${\ displaystyle 0 = (a \ cdot b) \ cdot (a \ cdot b) + (a \ cdot b) \ cdot (a \ cdot b) = a \ cdot b + a \ cdot b.}$
Hence is
${\ displaystyle a \ cdot b = a \ cdot b + 0 = a \ cdot b + a \ cdot b + b \ cdot a = 0 + b \ cdot a = b \ cdot a.}$
In particular, the following also applies (because of idempotence and because of (1) with ) ${\ displaystyle b = a}$
${\ displaystyle a + a = a \ times a + a \ times a = 0}$ or. ${\ displaystyle \, - a = a.}$
• An idempotent fast ring is commutative if and only if it is distributive , because:${\ displaystyle (F, +, \ cdot)}$
If is commutative, then applies to all${\ displaystyle (F, +, \ cdot)}$${\ displaystyle a, b, c \ in F \ colon}$
${\ displaystyle c \ cdot (a + b) = (a + b) \ cdot c = (a \ cdot c) + (b \ cdot c) = (c \ cdot a) + (c \ cdot b).}$
If, on the other hand, is distributive, then commutativity follows from this, just as with an idempotent ring.${\ displaystyle (F, +, \ cdot)}$

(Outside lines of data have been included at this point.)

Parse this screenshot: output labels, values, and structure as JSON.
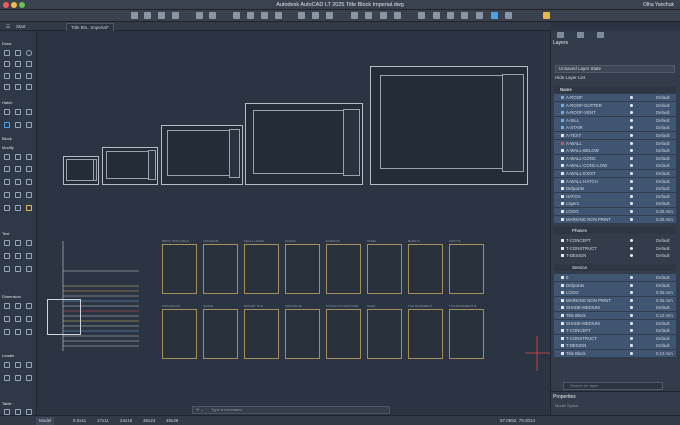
{
  "window": {
    "title": "Autodesk AutoCAD LT 2025   Title Block Imperial.dwg",
    "user": "Olha Yanchuk"
  },
  "tabs": [
    {
      "label": "Start"
    },
    {
      "label": "Title Blo...Imperial*"
    }
  ],
  "palette": {
    "groups": [
      "Draw",
      "Hatch",
      "Block",
      "Modify",
      "Text",
      "Dimension",
      "Leader",
      "Table"
    ]
  },
  "hatch_labels": [
    "BRICK WITH FIELD",
    "LINOLEUM",
    "SHALL LAYER",
    "ELMON",
    "ELMON B",
    "STEEL",
    "BASE TL",
    "SOFT TL",
    "ORGANIZ ML",
    "SHAKE",
    "BASKET TILE",
    "ORNATE ML",
    "STUCCO PLAINSTONE",
    "SAND",
    "TILE BONDMENT",
    "TILE BONDMENT B"
  ],
  "command": {
    "placeholder": "Type a command",
    "close": "✕ ⌄"
  },
  "status": {
    "tabs": [
      "Model",
      "8.5x11",
      "17x11",
      "24x18",
      "36x24",
      "48x36"
    ],
    "coords": "97.0652, 79.3014"
  },
  "layers": {
    "title": "Layers",
    "state": "Unsaved Layer State",
    "hide_list": "Hide Layer List",
    "column_name": "Name",
    "rows": [
      {
        "name": "A-ROOF",
        "color": "#6bb0e0",
        "lt": "Default",
        "selected": true
      },
      {
        "name": "A-ROOF-GUTTER",
        "color": "#6bb0e0",
        "lt": "Default",
        "selected": true
      },
      {
        "name": "A-ROOF-VENT",
        "color": "#6bb0e0",
        "lt": "Default",
        "selected": true
      },
      {
        "name": "A-SILL",
        "color": "#6bb0e0",
        "lt": "Default",
        "selected": true
      },
      {
        "name": "A-STAIR",
        "color": "#6bb0e0",
        "lt": "Default",
        "selected": true
      },
      {
        "name": "A-TEXT",
        "color": "#e8e8e8",
        "lt": "Default",
        "selected": true
      },
      {
        "name": "A-WALL",
        "color": "#e05050",
        "lt": "Default",
        "selected": true
      },
      {
        "name": "A-WALL-BELOW",
        "color": "#e8e8e8",
        "lt": "Default",
        "selected": true
      },
      {
        "name": "A-WALL-CONC",
        "color": "#e8e8e8",
        "lt": "Default",
        "selected": true
      },
      {
        "name": "A-WALL-CONC-LOW",
        "color": "#e8e8e8",
        "lt": "Default",
        "selected": true
      },
      {
        "name": "A-WALL-EXIST",
        "color": "#e8e8e8",
        "lt": "Default",
        "selected": true
      },
      {
        "name": "A-WALL-HATCH",
        "color": "#e8e8e8",
        "lt": "Default",
        "selected": true
      },
      {
        "name": "Defpoints",
        "color": "#e8e8e8",
        "lt": "Default",
        "selected": true
      },
      {
        "name": "HATCH",
        "color": "#e8e8e8",
        "lt": "Default",
        "selected": true
      },
      {
        "name": "Layer1",
        "color": "#e8e8e8",
        "lt": "Default",
        "selected": true
      },
      {
        "name": "LOGO",
        "color": "#e8e8e8",
        "lt": "0.05 mm",
        "selected": true
      },
      {
        "name": "MARKING NON PRINT",
        "color": "#e8e8e8",
        "lt": "0.05 mm",
        "selected": true
      }
    ],
    "group1": "Phases",
    "group1_rows": [
      {
        "name": "T-CONCEPT",
        "lt": "Default"
      },
      {
        "name": "T-CONSTRUCT",
        "lt": "Default"
      },
      {
        "name": "T-DESIGN",
        "lt": "Default"
      }
    ],
    "group2": "Service",
    "group2_rows": [
      {
        "name": "0",
        "lt": "Default"
      },
      {
        "name": "Defpoints",
        "lt": "Default"
      },
      {
        "name": "LOGO",
        "lt": "0.05 mm"
      },
      {
        "name": "MARKING NON PRINT",
        "lt": "0.05 mm"
      },
      {
        "name": "SHADE-MEDIUM",
        "lt": "Default"
      },
      {
        "name": "Title Block",
        "lt": "0.13 mm"
      }
    ],
    "tail_rows": [
      {
        "name": "SHADE-MEDIUM",
        "lt": "Default"
      },
      {
        "name": "T-CONCEPT",
        "lt": "Default"
      },
      {
        "name": "T-CONSTRUCT",
        "lt": "Default"
      },
      {
        "name": "T-DESIGN",
        "lt": "Default"
      },
      {
        "name": "Title Block",
        "lt": "0.13 mm"
      }
    ],
    "search_placeholder": "Search for layer"
  },
  "properties": {
    "title": "Properties",
    "sub": "Model Space"
  }
}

## Computer science

In IT, the idempotency of recovery measures for databases and services is required in order to ensure fault tolerance in the event of a crash during a restart phase. Undo and redo operations must have the same result even if they are executed several times in a row.

Read-only services are inherently idempotent since the state of the data is not changed. Every non-idempotent writing service can be made an idempotent service from a technical point of view.

### example

In the case of a service for booking amounts of money, the call deposit (100) is not idempotent, since the amount 100 is paid in several times if the service is called up several times. On the other hand, if you were to call up a new account balance (600) , the account balance would remain the same if the service was called up several times. This call would be idempotent.